TRY IT
Which lines of the entries hold the string "from"? Copy each one.
------------------------------------------------------------
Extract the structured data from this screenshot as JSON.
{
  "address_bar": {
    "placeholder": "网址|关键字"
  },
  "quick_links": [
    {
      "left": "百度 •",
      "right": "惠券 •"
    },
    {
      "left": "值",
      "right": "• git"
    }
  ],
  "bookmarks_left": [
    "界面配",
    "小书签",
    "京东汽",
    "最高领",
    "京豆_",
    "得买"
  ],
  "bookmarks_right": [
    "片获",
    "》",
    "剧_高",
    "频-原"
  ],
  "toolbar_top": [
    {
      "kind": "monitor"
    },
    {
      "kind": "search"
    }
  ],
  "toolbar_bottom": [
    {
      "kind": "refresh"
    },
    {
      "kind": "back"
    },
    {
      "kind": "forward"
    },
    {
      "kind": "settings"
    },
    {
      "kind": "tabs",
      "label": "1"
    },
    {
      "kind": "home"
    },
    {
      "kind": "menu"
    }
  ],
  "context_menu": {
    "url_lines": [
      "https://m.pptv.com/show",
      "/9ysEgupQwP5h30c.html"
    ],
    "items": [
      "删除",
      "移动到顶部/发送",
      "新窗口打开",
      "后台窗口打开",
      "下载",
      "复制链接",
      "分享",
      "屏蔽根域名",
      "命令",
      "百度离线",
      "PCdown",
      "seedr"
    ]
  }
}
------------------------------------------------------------
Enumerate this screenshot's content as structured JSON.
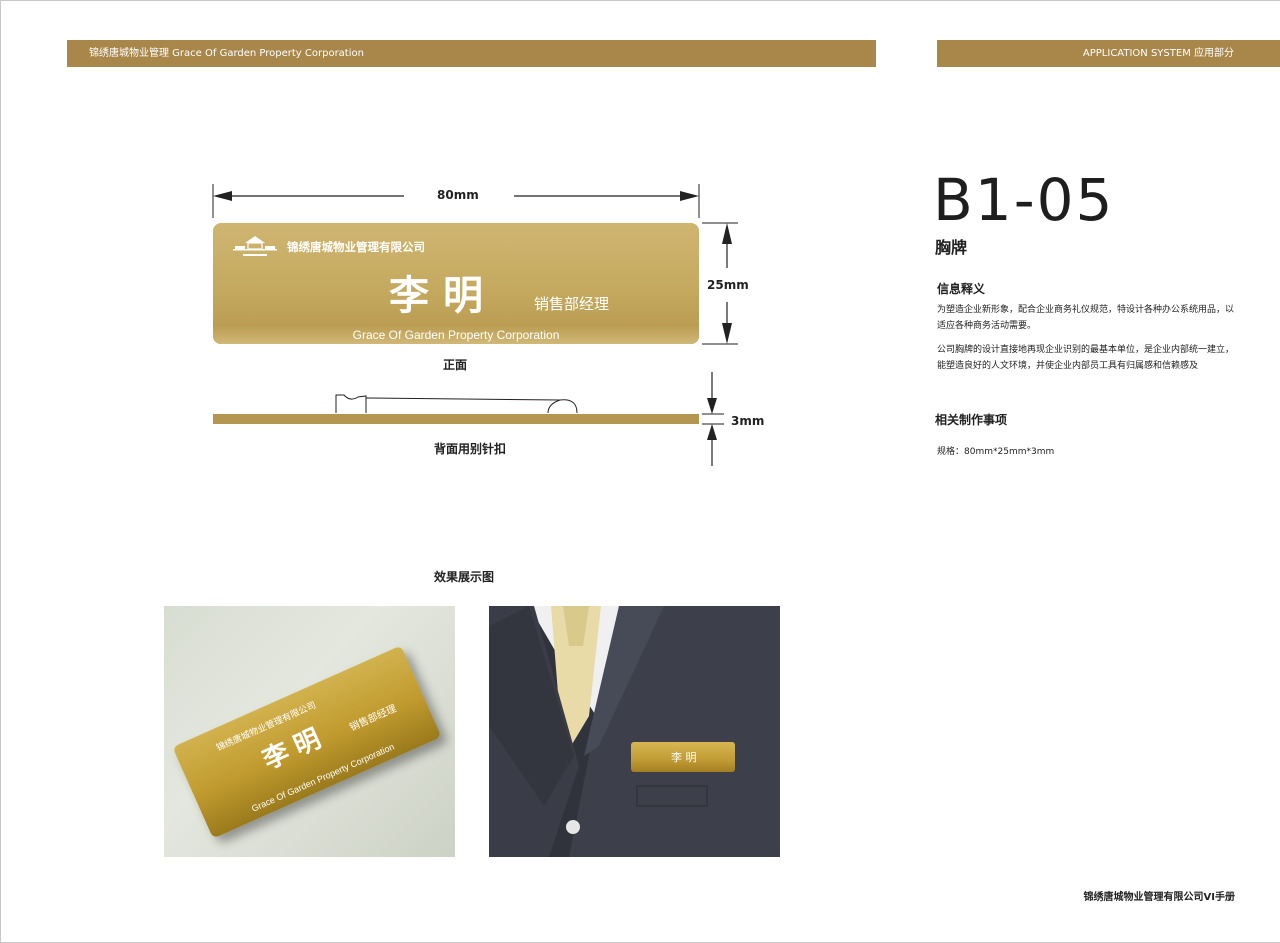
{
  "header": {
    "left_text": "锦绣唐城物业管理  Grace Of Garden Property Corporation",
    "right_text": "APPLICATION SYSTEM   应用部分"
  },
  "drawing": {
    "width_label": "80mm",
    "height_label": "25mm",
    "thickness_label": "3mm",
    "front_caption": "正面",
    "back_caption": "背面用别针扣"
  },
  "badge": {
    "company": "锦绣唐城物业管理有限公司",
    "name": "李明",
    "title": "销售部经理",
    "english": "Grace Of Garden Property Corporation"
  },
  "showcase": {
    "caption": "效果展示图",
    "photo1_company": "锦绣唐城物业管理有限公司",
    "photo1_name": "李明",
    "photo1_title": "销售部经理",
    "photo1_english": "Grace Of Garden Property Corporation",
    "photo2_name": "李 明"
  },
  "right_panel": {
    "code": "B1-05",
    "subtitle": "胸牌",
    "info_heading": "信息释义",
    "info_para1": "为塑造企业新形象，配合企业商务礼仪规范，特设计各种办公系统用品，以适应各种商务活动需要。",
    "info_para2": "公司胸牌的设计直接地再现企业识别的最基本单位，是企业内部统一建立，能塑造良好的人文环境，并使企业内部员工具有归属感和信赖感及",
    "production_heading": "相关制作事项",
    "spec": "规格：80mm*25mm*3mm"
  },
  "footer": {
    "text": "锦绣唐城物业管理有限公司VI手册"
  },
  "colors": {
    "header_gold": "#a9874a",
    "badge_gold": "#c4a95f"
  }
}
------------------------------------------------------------
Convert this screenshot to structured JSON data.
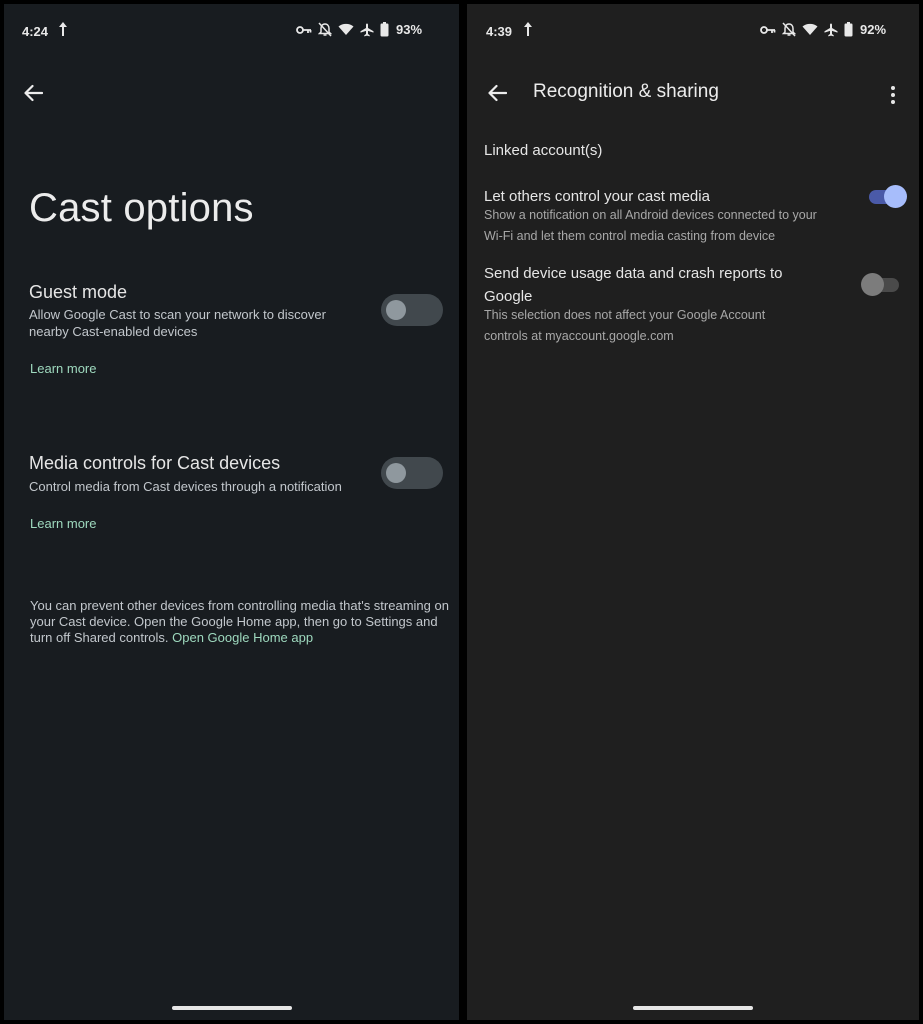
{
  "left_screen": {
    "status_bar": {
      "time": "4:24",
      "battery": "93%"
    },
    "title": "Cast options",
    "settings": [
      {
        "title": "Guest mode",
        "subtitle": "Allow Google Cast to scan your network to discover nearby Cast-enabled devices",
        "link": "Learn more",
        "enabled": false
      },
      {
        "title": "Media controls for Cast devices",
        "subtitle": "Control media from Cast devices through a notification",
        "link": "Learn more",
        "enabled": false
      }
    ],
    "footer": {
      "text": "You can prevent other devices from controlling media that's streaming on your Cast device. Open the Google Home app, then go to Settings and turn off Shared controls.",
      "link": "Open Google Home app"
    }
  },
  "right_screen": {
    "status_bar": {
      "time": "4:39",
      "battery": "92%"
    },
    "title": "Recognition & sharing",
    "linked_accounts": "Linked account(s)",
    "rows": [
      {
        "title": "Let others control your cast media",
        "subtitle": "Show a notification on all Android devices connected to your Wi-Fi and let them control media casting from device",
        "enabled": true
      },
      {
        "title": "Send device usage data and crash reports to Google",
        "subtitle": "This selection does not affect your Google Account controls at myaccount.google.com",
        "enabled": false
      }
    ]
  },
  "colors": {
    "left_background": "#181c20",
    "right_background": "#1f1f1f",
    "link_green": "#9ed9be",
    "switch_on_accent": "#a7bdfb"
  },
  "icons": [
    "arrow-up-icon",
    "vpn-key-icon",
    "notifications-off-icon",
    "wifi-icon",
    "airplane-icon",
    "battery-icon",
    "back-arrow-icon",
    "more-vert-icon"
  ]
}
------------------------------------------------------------
TASK RESPONSE
Extract the structured data from this screenshot as JSON.
        "subtitle": "Control media from Cast devices through a notification",
      "text": "You can prevent other devices from controlling media that's streaming on your Cast device. Open the Google Home app, then go to Settings and turn off Shared controls.",
        "subtitle": "Show a notification on all Android devices connected to your Wi-Fi and let them control media casting from device",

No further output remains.